App and web page records
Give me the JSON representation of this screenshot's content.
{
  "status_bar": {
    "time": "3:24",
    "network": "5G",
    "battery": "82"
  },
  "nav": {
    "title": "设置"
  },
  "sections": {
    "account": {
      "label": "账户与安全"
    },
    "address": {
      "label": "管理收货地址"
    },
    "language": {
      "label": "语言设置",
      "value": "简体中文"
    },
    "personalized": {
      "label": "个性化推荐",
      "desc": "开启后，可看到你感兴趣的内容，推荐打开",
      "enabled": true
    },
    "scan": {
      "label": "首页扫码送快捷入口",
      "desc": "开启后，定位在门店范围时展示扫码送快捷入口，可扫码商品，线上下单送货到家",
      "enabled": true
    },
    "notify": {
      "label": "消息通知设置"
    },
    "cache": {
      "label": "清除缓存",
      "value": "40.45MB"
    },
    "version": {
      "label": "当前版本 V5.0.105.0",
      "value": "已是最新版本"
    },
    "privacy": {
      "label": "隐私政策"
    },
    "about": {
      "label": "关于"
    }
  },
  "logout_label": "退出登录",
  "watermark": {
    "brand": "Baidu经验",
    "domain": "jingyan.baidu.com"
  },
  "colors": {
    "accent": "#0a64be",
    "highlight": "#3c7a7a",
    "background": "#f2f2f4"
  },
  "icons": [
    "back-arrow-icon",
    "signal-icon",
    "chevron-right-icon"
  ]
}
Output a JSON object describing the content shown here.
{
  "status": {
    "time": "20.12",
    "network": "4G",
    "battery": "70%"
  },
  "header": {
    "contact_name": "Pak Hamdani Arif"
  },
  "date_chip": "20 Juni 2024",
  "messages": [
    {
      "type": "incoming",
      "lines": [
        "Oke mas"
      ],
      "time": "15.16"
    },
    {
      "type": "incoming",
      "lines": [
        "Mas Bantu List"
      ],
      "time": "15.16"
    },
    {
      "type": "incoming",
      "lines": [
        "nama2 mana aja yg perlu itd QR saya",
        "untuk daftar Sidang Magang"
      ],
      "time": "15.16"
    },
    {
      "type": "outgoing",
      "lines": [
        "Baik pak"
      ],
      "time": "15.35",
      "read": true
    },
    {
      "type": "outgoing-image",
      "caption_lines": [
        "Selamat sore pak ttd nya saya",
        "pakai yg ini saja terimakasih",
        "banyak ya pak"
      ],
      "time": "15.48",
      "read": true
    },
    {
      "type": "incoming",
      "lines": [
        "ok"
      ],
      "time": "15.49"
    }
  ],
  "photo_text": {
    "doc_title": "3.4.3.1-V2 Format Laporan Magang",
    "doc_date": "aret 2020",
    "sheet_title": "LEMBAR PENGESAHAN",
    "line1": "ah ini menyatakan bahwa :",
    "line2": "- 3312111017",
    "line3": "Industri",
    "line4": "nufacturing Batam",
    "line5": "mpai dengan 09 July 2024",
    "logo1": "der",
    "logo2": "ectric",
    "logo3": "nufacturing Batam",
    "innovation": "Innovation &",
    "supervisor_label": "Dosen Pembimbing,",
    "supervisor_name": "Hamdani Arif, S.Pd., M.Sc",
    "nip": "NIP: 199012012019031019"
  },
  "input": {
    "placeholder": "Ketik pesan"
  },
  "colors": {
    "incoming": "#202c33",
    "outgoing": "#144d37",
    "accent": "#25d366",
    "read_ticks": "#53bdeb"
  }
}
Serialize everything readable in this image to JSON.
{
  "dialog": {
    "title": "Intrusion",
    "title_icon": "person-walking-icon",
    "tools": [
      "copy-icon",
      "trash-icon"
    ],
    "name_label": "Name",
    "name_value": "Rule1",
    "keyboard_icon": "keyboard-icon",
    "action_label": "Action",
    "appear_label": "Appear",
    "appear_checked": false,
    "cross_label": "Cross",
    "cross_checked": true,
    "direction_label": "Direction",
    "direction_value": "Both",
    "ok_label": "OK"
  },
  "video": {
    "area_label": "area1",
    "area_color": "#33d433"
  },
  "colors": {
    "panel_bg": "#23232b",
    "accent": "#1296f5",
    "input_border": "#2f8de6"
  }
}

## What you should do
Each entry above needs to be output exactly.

## Worked solution
Give me the JSON representation of this screenshot's content.
{
  "status_bar": {
    "time": "3:24",
    "network": "5G",
    "battery": "82"
  },
  "nav": {
    "title": "设置"
  },
  "sections": {
    "account": {
      "label": "账户与安全"
    },
    "address": {
      "label": "管理收货地址"
    },
    "language": {
      "label": "语言设置",
      "value": "简体中文"
    },
    "personalized": {
      "label": "个性化推荐",
      "desc": "开启后，可看到你感兴趣的内容，推荐打开",
      "enabled": true
    },
    "scan": {
      "label": "首页扫码送快捷入口",
      "desc": "开启后，定位在门店范围时展示扫码送快捷入口，可扫码商品，线上下单送货到家",
      "enabled": true
    },
    "notify": {
      "label": "消息通知设置"
    },
    "cache": {
      "label": "清除缓存",
      "value": "40.45MB"
    },
    "version": {
      "label": "当前版本 V5.0.105.0",
      "value": "已是最新版本"
    },
    "privacy": {
      "label": "隐私政策"
    },
    "about": {
      "label": "关于"
    }
  },
  "logout_label": "退出登录",
  "watermark": {
    "brand": "Baidu经验",
    "domain": "jingyan.baidu.com"
  },
  "colors": {
    "accent": "#0a64be",
    "highlight": "#3c7a7a",
    "background": "#f2f2f4"
  },
  "icons": [
    "back-arrow-icon",
    "signal-icon",
    "chevron-right-icon"
  ]
}
Output a JSON object describing the content shown here.
{
  "status": {
    "time": "20.12",
    "network": "4G",
    "battery": "70%"
  },
  "header": {
    "contact_name": "Pak Hamdani Arif"
  },
  "date_chip": "20 Juni 2024",
  "messages": [
    {
      "type": "incoming",
      "lines": [
        "Oke mas"
      ],
      "time": "15.16"
    },
    {
      "type": "incoming",
      "lines": [
        "Mas Bantu List"
      ],
      "time": "15.16"
    },
    {
      "type": "incoming",
      "lines": [
        "nama2 mana aja yg perlu itd QR saya",
        "untuk daftar Sidang Magang"
      ],
      "time": "15.16"
    },
    {
      "type": "outgoing",
      "lines": [
        "Baik pak"
      ],
      "time": "15.35",
      "read": true
    },
    {
      "type": "outgoing-image",
      "caption_lines": [
        "Selamat sore pak ttd nya saya",
        "pakai yg ini saja terimakasih",
        "banyak ya pak"
      ],
      "time": "15.48",
      "read": true
    },
    {
      "type": "incoming",
      "lines": [
        "ok"
      ],
      "time": "15.49"
    }
  ],
  "photo_text": {
    "doc_title": "3.4.3.1-V2 Format Laporan Magang",
    "doc_date": "aret 2020",
    "sheet_title": "LEMBAR PENGESAHAN",
    "line1": "ah ini menyatakan bahwa :",
    "line2": "- 3312111017",
    "line3": "Industri",
    "line4": "nufacturing Batam",
    "line5": "mpai dengan 09 July 2024",
    "logo1": "der",
    "logo2": "ectric",
    "logo3": "nufacturing Batam",
    "innovation": "Innovation &",
    "supervisor_label": "Dosen Pembimbing,",
    "supervisor_name": "Hamdani Arif, S.Pd., M.Sc",
    "nip": "NIP: 199012012019031019"
  },
  "input": {
    "placeholder": "Ketik pesan"
  },
  "colors": {
    "incoming": "#202c33",
    "outgoing": "#144d37",
    "accent": "#25d366",
    "read_ticks": "#53bdeb"
  }
}
Serialize everything readable in this image to JSON.
{
  "dialog": {
    "title": "Intrusion",
    "title_icon": "person-walking-icon",
    "tools": [
      "copy-icon",
      "trash-icon"
    ],
    "name_label": "Name",
    "name_value": "Rule1",
    "keyboard_icon": "keyboard-icon",
    "action_label": "Action",
    "appear_label": "Appear",
    "appear_checked": false,
    "cross_label": "Cross",
    "cross_checked": true,
    "direction_label": "Direction",
    "direction_value": "Both",
    "ok_label": "OK"
  },
  "video": {
    "area_label": "area1",
    "area_color": "#33d433"
  },
  "colors": {
    "panel_bg": "#23232b",
    "accent": "#1296f5",
    "input_border": "#2f8de6"
  }
}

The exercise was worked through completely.